• Cart
Log in

Log in

home page banner blank

Practice Guide to Auditing Mining Revenues and Financial Assurances for Site Remediation

Revenue Framework: How Royalties and Fees Are Set and Collected

Where mineral resources are publicly owned, governments are entitled to collect royalties or fees for their exploration and extraction. The challenge governments face is to design a revenue framework (a specific mix of revenue sources and their associated rules) that maximizes the benefits for society while still fostering continuing private capital investments, which are necessary to realize economic benefits over the long term. In some instances, governments may decide to set royalty rates below those in other jurisdictions in order to attract investments and boost economic diversification outside of urban centres. In the end, royalty rates and fees depend on a government’s specific socio-economic objectives.

In designing revenue frameworks for the extraction of minerals, governments must establish their fiscal objectives (such as revenue stability, revenue maximization, economic efficiency, and administrative efficiency) and make a number of key decisions about which revenue sources to adopt and how each one will operate. Different revenue frameworks will accomplish different goals and will fit different circumstances. For example, a strictly volume-based royalty regime will provide predictable revenues from the start of production at a new site, but will not allow a government to benefit fully from large price increases in commodity markets. On the contrary, a profit-based royalty regime can allow governments to benefit from sharp price increases, but will not generate revenue until a company declares profits and will provide less revenue when resource prices are very low (if mines continue to operate in these conditions, which may not be the case). Governments must carefully consider which regime, whether volume-based, profit-based, or one of several other possible regimes, will be more likely to achieve their fiscal objectives. (Many factors need to be considered. For example, a regime that has a lower tax burden when prices are low may help mines to remain active for longer.)

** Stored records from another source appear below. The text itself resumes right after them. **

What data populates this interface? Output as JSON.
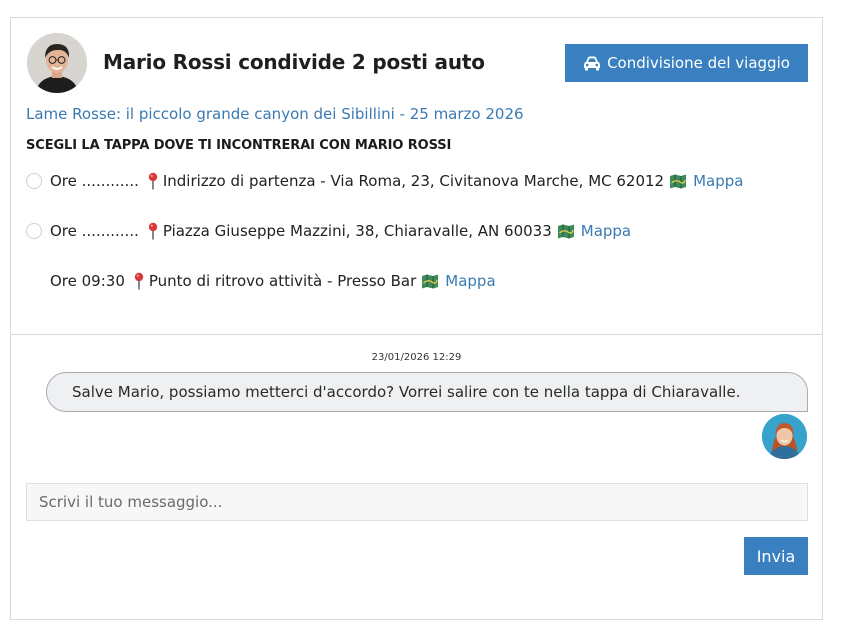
{
  "header": {
    "title": "Mario Rossi condivide 2 posti auto",
    "share_button_label": "Condivisione del viaggio",
    "share_button_icon": "car-icon",
    "accent_color": "#3a80c1"
  },
  "event": {
    "link_text": "Lame Rosse: il piccolo grande canyon dei Sibillini - 25 marzo 2026"
  },
  "stops": {
    "heading": "SCEGLI LA TAPPA DOVE TI INCONTRERAI CON MARIO ROSSI",
    "items": [
      {
        "time": "Ore ............",
        "address": "Indirizzo di partenza - Via Roma, 23, Civitanova Marche, MC 62012",
        "map_label": "Mappa",
        "selectable": true
      },
      {
        "time": "Ore ............",
        "address": "Piazza Giuseppe Mazzini, 38, Chiaravalle, AN 60033",
        "map_label": "Mappa",
        "selectable": true
      },
      {
        "time": "Ore 09:30",
        "address": "Punto di ritrovo attività - Presso Bar",
        "map_label": "Mappa",
        "selectable": false
      }
    ]
  },
  "chat": {
    "messages": [
      {
        "timestamp": "23/01/2026 12:29",
        "text": "Salve Mario, possiamo metterci d'accordo? Vorrei salire con te nella tappa di Chiaravalle."
      }
    ],
    "input_placeholder": "Scrivi il tuo messaggio...",
    "input_value": "",
    "send_label": "Invia"
  }
}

Governments must also ensure that their royalty regime and other fees are reviewed and updated from time to time, to ensure that the rates they charge for resource extraction are still:

  • competitive compared with other jurisdictions;
  • aligned with fiscal and socio-economic objectives;
  • reasonable, considering factors that may affect profitability, including evolving extraction technologies and environmental requirements; and
  • adapted to prevailing circumstances in the mining sector.

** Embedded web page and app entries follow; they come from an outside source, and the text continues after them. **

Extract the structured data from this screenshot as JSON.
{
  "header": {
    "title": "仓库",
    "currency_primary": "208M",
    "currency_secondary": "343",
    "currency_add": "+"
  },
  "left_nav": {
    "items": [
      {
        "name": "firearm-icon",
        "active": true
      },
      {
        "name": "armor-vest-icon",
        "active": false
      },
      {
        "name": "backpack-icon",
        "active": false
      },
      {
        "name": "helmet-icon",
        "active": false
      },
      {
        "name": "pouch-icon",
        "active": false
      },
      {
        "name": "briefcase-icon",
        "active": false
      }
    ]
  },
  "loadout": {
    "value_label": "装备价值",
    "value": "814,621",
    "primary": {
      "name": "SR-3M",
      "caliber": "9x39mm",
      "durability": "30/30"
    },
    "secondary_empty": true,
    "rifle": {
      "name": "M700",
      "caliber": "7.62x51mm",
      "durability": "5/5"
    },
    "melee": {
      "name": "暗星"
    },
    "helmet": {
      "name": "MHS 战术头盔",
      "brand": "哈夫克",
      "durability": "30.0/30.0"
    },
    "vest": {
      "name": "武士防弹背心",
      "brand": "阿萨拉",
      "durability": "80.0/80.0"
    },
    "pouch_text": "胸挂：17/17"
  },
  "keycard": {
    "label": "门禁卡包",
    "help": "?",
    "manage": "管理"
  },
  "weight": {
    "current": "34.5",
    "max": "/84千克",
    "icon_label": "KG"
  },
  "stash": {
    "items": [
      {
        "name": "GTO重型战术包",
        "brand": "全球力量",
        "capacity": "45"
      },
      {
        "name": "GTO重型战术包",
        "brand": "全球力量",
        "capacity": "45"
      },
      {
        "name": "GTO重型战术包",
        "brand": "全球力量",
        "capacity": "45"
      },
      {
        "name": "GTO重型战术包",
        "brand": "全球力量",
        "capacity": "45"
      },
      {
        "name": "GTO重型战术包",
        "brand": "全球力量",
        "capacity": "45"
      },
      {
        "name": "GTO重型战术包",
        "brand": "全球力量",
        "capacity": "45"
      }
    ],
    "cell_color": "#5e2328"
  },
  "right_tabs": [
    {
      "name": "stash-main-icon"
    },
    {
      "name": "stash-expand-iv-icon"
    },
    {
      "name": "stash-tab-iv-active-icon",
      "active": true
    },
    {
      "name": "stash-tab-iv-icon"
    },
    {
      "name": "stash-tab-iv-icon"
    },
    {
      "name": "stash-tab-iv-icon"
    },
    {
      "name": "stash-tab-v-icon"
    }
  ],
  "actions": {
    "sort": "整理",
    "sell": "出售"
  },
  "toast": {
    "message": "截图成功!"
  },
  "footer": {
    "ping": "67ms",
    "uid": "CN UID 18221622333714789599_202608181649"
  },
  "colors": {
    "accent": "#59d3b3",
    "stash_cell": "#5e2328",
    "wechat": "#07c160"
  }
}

In addition, legislation and regulations need to be in place to allocate clear roles and responsibilities to government and private sector organizations. Controls and administrative capacity also need to be established to ensure the accuracy and completeness of royalty assessments and to manage the collection of royalties and other revenues. Government departments responsible for natural resources management are often responsible for collecting royalties from the extraction of minerals, although in some instances this responsibility is shared with a revenue agency.

The collection process often requires mining companies to make monthly or quarterly payments to a government based on estimated production, sales, or profits. An annual royalty return is then filed at the end of each year. After processing and review, a company makes a final payment if there is a balance owing or it is reimbursed if it has paid too much.

While this collection process may seem simple at first glance, it can be quite complex in practice.

  • Royalties are often calculated after allowable expenses have been deducted. The rules about what is and what is not an allowable expense can be quite elaborate and, in some jurisdictions, expenses for one project can be used to lower royalties owed on another project.
  • Royalties owed are assessed based on information provided by private companies. To ascertain that they are receiving the correct amounts, governments must verify this information and conduct audits of production and expense data.
  • Verifying royalty returns can be complicated by the fact that some commodities (unlike gold, lead, and zinc) are not traded internationally and do not have a transparent market price.

Finally, governments are responsible for ensuring that all mining companies submit their royalty payments on time and for collecting penalties and interest as prescribed by regulations.